* TASK DESCRIPTION: Copy every record exactly as it appears in the data below.

* DATA RECORDS:
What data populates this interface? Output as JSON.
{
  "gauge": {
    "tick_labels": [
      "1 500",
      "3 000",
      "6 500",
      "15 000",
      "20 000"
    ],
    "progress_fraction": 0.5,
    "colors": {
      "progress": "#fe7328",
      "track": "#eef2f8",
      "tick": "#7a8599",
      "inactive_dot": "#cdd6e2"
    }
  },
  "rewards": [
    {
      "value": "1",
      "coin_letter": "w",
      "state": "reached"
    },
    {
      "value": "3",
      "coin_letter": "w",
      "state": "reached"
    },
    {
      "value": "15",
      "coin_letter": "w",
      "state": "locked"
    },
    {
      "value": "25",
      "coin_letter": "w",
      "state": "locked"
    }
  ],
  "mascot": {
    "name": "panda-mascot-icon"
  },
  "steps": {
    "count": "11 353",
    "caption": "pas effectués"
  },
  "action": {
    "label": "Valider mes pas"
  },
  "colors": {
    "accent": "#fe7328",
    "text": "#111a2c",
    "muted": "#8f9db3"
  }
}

* WORKED SOLUTION:
What data populates this interface? Output as JSON.
{
  "gauge": {
    "tick_labels": [
      "1 500",
      "3 000",
      "6 500",
      "15 000",
      "20 000"
    ],
    "progress_fraction": 0.5,
    "colors": {
      "progress": "#fe7328",
      "track": "#eef2f8",
      "tick": "#7a8599",
      "inactive_dot": "#cdd6e2"
    }
  },
  "rewards": [
    {
      "value": "1",
      "coin_letter": "w",
      "state": "reached"
    },
    {
      "value": "3",
      "coin_letter": "w",
      "state": "reached"
    },
    {
      "value": "15",
      "coin_letter": "w",
      "state": "locked"
    },
    {
      "value": "25",
      "coin_letter": "w",
      "state": "locked"
    }
  ],
  "mascot": {
    "name": "panda-mascot-icon"
  },
  "steps": {
    "count": "11 353",
    "caption": "pas effectués"
  },
  "action": {
    "label": "Valider mes pas"
  },
  "colors": {
    "accent": "#fe7328",
    "text": "#111a2c",
    "muted": "#8f9db3"
  }
}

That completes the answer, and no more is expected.